Exercise description: Every entry should appear in your answer exactly as it does here.

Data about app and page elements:

>>

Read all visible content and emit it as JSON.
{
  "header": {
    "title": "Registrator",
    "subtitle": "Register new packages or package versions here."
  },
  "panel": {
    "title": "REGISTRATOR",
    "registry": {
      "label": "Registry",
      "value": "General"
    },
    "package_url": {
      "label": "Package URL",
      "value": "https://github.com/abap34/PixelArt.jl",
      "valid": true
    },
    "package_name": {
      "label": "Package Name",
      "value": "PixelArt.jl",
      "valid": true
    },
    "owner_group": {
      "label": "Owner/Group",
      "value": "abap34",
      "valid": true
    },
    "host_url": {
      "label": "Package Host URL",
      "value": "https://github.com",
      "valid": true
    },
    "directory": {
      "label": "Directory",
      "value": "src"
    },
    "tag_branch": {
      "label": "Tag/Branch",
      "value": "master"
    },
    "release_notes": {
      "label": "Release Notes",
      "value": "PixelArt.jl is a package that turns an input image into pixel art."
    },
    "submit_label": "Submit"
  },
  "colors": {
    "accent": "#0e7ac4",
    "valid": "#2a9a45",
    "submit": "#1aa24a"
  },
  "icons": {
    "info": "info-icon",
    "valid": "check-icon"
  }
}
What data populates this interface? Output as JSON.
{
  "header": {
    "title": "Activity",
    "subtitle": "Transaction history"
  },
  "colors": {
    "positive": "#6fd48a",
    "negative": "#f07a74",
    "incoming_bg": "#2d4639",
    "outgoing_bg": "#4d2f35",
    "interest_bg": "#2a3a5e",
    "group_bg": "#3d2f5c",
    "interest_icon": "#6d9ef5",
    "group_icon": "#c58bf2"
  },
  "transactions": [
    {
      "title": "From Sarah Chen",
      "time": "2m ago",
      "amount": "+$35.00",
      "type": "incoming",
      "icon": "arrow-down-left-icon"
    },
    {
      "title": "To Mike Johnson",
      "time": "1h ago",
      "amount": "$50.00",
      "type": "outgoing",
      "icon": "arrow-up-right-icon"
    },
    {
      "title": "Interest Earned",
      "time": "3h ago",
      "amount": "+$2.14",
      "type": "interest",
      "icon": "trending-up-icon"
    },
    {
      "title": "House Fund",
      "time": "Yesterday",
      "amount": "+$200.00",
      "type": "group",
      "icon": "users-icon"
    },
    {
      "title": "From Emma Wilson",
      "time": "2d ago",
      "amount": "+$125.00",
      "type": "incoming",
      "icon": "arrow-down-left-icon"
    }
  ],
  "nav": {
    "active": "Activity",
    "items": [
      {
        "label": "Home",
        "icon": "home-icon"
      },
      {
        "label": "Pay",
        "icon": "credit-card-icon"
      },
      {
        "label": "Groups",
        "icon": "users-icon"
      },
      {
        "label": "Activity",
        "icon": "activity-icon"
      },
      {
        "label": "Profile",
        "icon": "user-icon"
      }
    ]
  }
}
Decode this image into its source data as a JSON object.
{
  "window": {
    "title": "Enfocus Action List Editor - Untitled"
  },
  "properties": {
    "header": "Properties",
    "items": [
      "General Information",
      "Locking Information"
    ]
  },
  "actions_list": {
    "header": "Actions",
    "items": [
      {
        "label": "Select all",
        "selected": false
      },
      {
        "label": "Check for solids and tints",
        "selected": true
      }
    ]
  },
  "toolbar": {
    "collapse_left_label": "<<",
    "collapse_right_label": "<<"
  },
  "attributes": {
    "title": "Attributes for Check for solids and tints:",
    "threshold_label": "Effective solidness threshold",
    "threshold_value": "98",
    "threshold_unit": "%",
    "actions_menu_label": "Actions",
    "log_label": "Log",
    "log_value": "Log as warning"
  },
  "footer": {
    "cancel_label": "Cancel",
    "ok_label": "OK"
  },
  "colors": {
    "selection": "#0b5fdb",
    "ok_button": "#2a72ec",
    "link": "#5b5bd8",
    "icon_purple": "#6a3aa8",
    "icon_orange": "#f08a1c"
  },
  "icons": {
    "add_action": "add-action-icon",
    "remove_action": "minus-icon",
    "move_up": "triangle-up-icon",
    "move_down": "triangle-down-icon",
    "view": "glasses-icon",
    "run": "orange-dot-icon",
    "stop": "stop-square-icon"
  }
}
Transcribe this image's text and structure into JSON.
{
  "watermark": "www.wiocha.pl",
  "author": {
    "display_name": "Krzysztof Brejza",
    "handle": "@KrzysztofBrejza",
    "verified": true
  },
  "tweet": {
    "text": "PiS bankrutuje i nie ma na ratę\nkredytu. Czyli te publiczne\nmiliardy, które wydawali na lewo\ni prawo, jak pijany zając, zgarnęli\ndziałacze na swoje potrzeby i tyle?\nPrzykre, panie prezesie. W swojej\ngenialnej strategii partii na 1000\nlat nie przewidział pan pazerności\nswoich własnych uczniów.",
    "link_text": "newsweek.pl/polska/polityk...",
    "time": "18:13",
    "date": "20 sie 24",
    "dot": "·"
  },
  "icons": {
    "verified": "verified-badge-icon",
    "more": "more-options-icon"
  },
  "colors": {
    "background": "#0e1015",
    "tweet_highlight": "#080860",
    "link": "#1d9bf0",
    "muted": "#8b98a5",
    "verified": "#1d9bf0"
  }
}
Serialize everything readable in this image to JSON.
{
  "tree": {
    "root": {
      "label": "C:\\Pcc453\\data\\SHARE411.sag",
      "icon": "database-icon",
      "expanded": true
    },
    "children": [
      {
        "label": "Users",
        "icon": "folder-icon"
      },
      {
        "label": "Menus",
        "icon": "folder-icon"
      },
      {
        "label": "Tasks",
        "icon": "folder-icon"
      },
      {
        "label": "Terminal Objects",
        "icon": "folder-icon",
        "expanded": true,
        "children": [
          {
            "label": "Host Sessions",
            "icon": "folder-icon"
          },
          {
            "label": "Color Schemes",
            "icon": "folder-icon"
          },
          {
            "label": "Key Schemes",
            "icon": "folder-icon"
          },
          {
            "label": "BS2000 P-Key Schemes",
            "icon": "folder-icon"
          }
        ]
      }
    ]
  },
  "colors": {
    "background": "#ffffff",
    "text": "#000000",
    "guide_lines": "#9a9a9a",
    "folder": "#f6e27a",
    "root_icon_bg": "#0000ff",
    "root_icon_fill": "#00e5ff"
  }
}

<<

Response box:
Read all visible content and emit it as JSON.
{
  "header": {
    "title": "Registrator",
    "subtitle": "Register new packages or package versions here."
  },
  "panel": {
    "title": "REGISTRATOR",
    "registry": {
      "label": "Registry",
      "value": "General"
    },
    "package_url": {
      "label": "Package URL",
      "value": "https://github.com/abap34/PixelArt.jl",
      "valid": true
    },
    "package_name": {
      "label": "Package Name",
      "value": "PixelArt.jl",
      "valid": true
    },
    "owner_group": {
      "label": "Owner/Group",
      "value": "abap34",
      "valid": true
    },
    "host_url": {
      "label": "Package Host URL",
      "value": "https://github.com",
      "valid": true
    },
    "directory": {
      "label": "Directory",
      "value": "src"
    },
    "tag_branch": {
      "label": "Tag/Branch",
      "value": "master"
    },
    "release_notes": {
      "label": "Release Notes",
      "value": "PixelArt.jl is a package that turns an input image into pixel art."
    },
    "submit_label": "Submit"
  },
  "colors": {
    "accent": "#0e7ac4",
    "valid": "#2a9a45",
    "submit": "#1aa24a"
  },
  "icons": {
    "info": "info-icon",
    "valid": "check-icon"
  }
}
What data populates this interface? Output as JSON.
{
  "header": {
    "title": "Activity",
    "subtitle": "Transaction history"
  },
  "colors": {
    "positive": "#6fd48a",
    "negative": "#f07a74",
    "incoming_bg": "#2d4639",
    "outgoing_bg": "#4d2f35",
    "interest_bg": "#2a3a5e",
    "group_bg": "#3d2f5c",
    "interest_icon": "#6d9ef5",
    "group_icon": "#c58bf2"
  },
  "transactions": [
    {
      "title": "From Sarah Chen",
      "time": "2m ago",
      "amount": "+$35.00",
      "type": "incoming",
      "icon": "arrow-down-left-icon"
    },
    {
      "title": "To Mike Johnson",
      "time": "1h ago",
      "amount": "$50.00",
      "type": "outgoing",
      "icon": "arrow-up-right-icon"
    },
    {
      "title": "Interest Earned",
      "time": "3h ago",
      "amount": "+$2.14",
      "type": "interest",
      "icon": "trending-up-icon"
    },
    {
      "title": "House Fund",
      "time": "Yesterday",
      "amount": "+$200.00",
      "type": "group",
      "icon": "users-icon"
    },
    {
      "title": "From Emma Wilson",
      "time": "2d ago",
      "amount": "+$125.00",
      "type": "incoming",
      "icon": "arrow-down-left-icon"
    }
  ],
  "nav": {
    "active": "Activity",
    "items": [
      {
        "label": "Home",
        "icon": "home-icon"
      },
      {
        "label": "Pay",
        "icon": "credit-card-icon"
      },
      {
        "label": "Groups",
        "icon": "users-icon"
      },
      {
        "label": "Activity",
        "icon": "activity-icon"
      },
      {
        "label": "Profile",
        "icon": "user-icon"
      }
    ]
  }
}
Decode this image into its source data as a JSON object.
{
  "window": {
    "title": "Enfocus Action List Editor - Untitled"
  },
  "properties": {
    "header": "Properties",
    "items": [
      "General Information",
      "Locking Information"
    ]
  },
  "actions_list": {
    "header": "Actions",
    "items": [
      {
        "label": "Select all",
        "selected": false
      },
      {
        "label": "Check for solids and tints",
        "selected": true
      }
    ]
  },
  "toolbar": {
    "collapse_left_label": "<<",
    "collapse_right_label": "<<"
  },
  "attributes": {
    "title": "Attributes for Check for solids and tints:",
    "threshold_label": "Effective solidness threshold",
    "threshold_value": "98",
    "threshold_unit": "%",
    "actions_menu_label": "Actions",
    "log_label": "Log",
    "log_value": "Log as warning"
  },
  "footer": {
    "cancel_label": "Cancel",
    "ok_label": "OK"
  },
  "colors": {
    "selection": "#0b5fdb",
    "ok_button": "#2a72ec",
    "link": "#5b5bd8",
    "icon_purple": "#6a3aa8",
    "icon_orange": "#f08a1c"
  },
  "icons": {
    "add_action": "add-action-icon",
    "remove_action": "minus-icon",
    "move_up": "triangle-up-icon",
    "move_down": "triangle-down-icon",
    "view": "glasses-icon",
    "run": "orange-dot-icon",
    "stop": "stop-square-icon"
  }
}
Transcribe this image's text and structure into JSON.
{
  "watermark": "www.wiocha.pl",
  "author": {
    "display_name": "Krzysztof Brejza",
    "handle": "@KrzysztofBrejza",
    "verified": true
  },
  "tweet": {
    "text": "PiS bankrutuje i nie ma na ratę\nkredytu. Czyli te publiczne\nmiliardy, które wydawali na lewo\ni prawo, jak pijany zając, zgarnęli\ndziałacze na swoje potrzeby i tyle?\nPrzykre, panie prezesie. W swojej\ngenialnej strategii partii na 1000\nlat nie przewidział pan pazerności\nswoich własnych uczniów.",
    "link_text": "newsweek.pl/polska/polityk...",
    "time": "18:13",
    "date": "20 sie 24",
    "dot": "·"
  },
  "icons": {
    "verified": "verified-badge-icon",
    "more": "more-options-icon"
  },
  "colors": {
    "background": "#0e1015",
    "tweet_highlight": "#080860",
    "link": "#1d9bf0",
    "muted": "#8b98a5",
    "verified": "#1d9bf0"
  }
}
Serialize everything readable in this image to JSON.
{
  "tree": {
    "root": {
      "label": "C:\\Pcc453\\data\\SHARE411.sag",
      "icon": "database-icon",
      "expanded": true
    },
    "children": [
      {
        "label": "Users",
        "icon": "folder-icon"
      },
      {
        "label": "Menus",
        "icon": "folder-icon"
      },
      {
        "label": "Tasks",
        "icon": "folder-icon"
      },
      {
        "label": "Terminal Objects",
        "icon": "folder-icon",
        "expanded": true,
        "children": [
          {
            "label": "Host Sessions",
            "icon": "folder-icon"
          },
          {
            "label": "Color Schemes",
            "icon": "folder-icon"
          },
          {
            "label": "Key Schemes",
            "icon": "folder-icon"
          },
          {
            "label": "BS2000 P-Key Schemes",
            "icon": "folder-icon"
          }
        ]
      }
    ]
  },
  "colors": {
    "background": "#ffffff",
    "text": "#000000",
    "guide_lines": "#9a9a9a",
    "folder": "#f6e27a",
    "root_icon_bg": "#0000ff",
    "root_icon_fill": "#00e5ff"
  }
}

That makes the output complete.